YOUR OBJECTIVE: The answer must be an exact copy of the records, with every picture left out.
(Beginning of DATA SECTION)
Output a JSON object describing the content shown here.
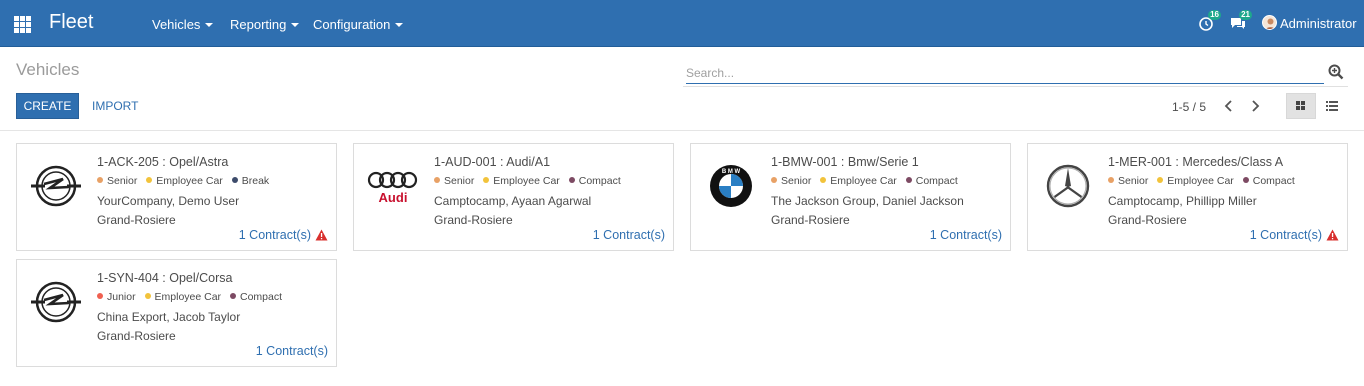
{
  "navbar": {
    "brand": "Fleet",
    "menus": [
      "Vehicles",
      "Reporting",
      "Configuration"
    ],
    "activity_count": "16",
    "messages_count": "21",
    "user": "Administrator"
  },
  "control": {
    "breadcrumb": "Vehicles",
    "search_placeholder": "Search...",
    "create_label": "CREATE",
    "import_label": "IMPORT",
    "pager": "1-5 / 5"
  },
  "colors": {
    "navbar": "#2f6fb0",
    "link": "#2f6fb0",
    "warning": "#d9302e"
  },
  "vehicles": [
    {
      "title": "1-ACK-205 : Opel/Astra",
      "logo": "opel-logo",
      "tags": [
        {
          "label": "Senior",
          "color": "#e8a166"
        },
        {
          "label": "Employee Car",
          "color": "#f2c33b"
        },
        {
          "label": "Break",
          "color": "#3d4b6b"
        }
      ],
      "owner": "YourCompany, Demo User",
      "location": "Grand-Rosiere",
      "contracts": "1 Contract(s)",
      "warning": true
    },
    {
      "title": "1-AUD-001 : Audi/A1",
      "logo": "audi-logo",
      "tags": [
        {
          "label": "Senior",
          "color": "#e8a166"
        },
        {
          "label": "Employee Car",
          "color": "#f2c33b"
        },
        {
          "label": "Compact",
          "color": "#7d4a63"
        }
      ],
      "owner": "Camptocamp, Ayaan Agarwal",
      "location": "Grand-Rosiere",
      "contracts": "1 Contract(s)",
      "warning": false
    },
    {
      "title": "1-BMW-001 : Bmw/Serie 1",
      "logo": "bmw-logo",
      "tags": [
        {
          "label": "Senior",
          "color": "#e8a166"
        },
        {
          "label": "Employee Car",
          "color": "#f2c33b"
        },
        {
          "label": "Compact",
          "color": "#7d4a63"
        }
      ],
      "owner": "The Jackson Group, Daniel Jackson",
      "location": "Grand-Rosiere",
      "contracts": "1 Contract(s)",
      "warning": false
    },
    {
      "title": "1-MER-001 : Mercedes/Class A",
      "logo": "mercedes-logo",
      "tags": [
        {
          "label": "Senior",
          "color": "#e8a166"
        },
        {
          "label": "Employee Car",
          "color": "#f2c33b"
        },
        {
          "label": "Compact",
          "color": "#7d4a63"
        }
      ],
      "owner": "Camptocamp, Phillipp Miller",
      "location": "Grand-Rosiere",
      "contracts": "1 Contract(s)",
      "warning": true
    },
    {
      "title": "1-SYN-404 : Opel/Corsa",
      "logo": "opel-logo",
      "tags": [
        {
          "label": "Junior",
          "color": "#f06050"
        },
        {
          "label": "Employee Car",
          "color": "#f2c33b"
        },
        {
          "label": "Compact",
          "color": "#7d4a63"
        }
      ],
      "owner": "China Export, Jacob Taylor",
      "location": "Grand-Rosiere",
      "contracts": "1 Contract(s)",
      "warning": false
    }
  ]
}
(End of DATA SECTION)
ANSWER TO THIS EXERCISE:
Output a JSON object describing the content shown here.
{
  "navbar": {
    "brand": "Fleet",
    "menus": [
      "Vehicles",
      "Reporting",
      "Configuration"
    ],
    "activity_count": "16",
    "messages_count": "21",
    "user": "Administrator"
  },
  "control": {
    "breadcrumb": "Vehicles",
    "search_placeholder": "Search...",
    "create_label": "CREATE",
    "import_label": "IMPORT",
    "pager": "1-5 / 5"
  },
  "colors": {
    "navbar": "#2f6fb0",
    "link": "#2f6fb0",
    "warning": "#d9302e"
  },
  "vehicles": [
    {
      "title": "1-ACK-205 : Opel/Astra",
      "logo": "opel-logo",
      "tags": [
        {
          "label": "Senior",
          "color": "#e8a166"
        },
        {
          "label": "Employee Car",
          "color": "#f2c33b"
        },
        {
          "label": "Break",
          "color": "#3d4b6b"
        }
      ],
      "owner": "YourCompany, Demo User",
      "location": "Grand-Rosiere",
      "contracts": "1 Contract(s)",
      "warning": true
    },
    {
      "title": "1-AUD-001 : Audi/A1",
      "logo": "audi-logo",
      "tags": [
        {
          "label": "Senior",
          "color": "#e8a166"
        },
        {
          "label": "Employee Car",
          "color": "#f2c33b"
        },
        {
          "label": "Compact",
          "color": "#7d4a63"
        }
      ],
      "owner": "Camptocamp, Ayaan Agarwal",
      "location": "Grand-Rosiere",
      "contracts": "1 Contract(s)",
      "warning": false
    },
    {
      "title": "1-BMW-001 : Bmw/Serie 1",
      "logo": "bmw-logo",
      "tags": [
        {
          "label": "Senior",
          "color": "#e8a166"
        },
        {
          "label": "Employee Car",
          "color": "#f2c33b"
        },
        {
          "label": "Compact",
          "color": "#7d4a63"
        }
      ],
      "owner": "The Jackson Group, Daniel Jackson",
      "location": "Grand-Rosiere",
      "contracts": "1 Contract(s)",
      "warning": false
    },
    {
      "title": "1-MER-001 : Mercedes/Class A",
      "logo": "mercedes-logo",
      "tags": [
        {
          "label": "Senior",
          "color": "#e8a166"
        },
        {
          "label": "Employee Car",
          "color": "#f2c33b"
        },
        {
          "label": "Compact",
          "color": "#7d4a63"
        }
      ],
      "owner": "Camptocamp, Phillipp Miller",
      "location": "Grand-Rosiere",
      "contracts": "1 Contract(s)",
      "warning": true
    },
    {
      "title": "1-SYN-404 : Opel/Corsa",
      "logo": "opel-logo",
      "tags": [
        {
          "label": "Junior",
          "color": "#f06050"
        },
        {
          "label": "Employee Car",
          "color": "#f2c33b"
        },
        {
          "label": "Compact",
          "color": "#7d4a63"
        }
      ],
      "owner": "China Export, Jacob Taylor",
      "location": "Grand-Rosiere",
      "contracts": "1 Contract(s)",
      "warning": false
    }
  ]
}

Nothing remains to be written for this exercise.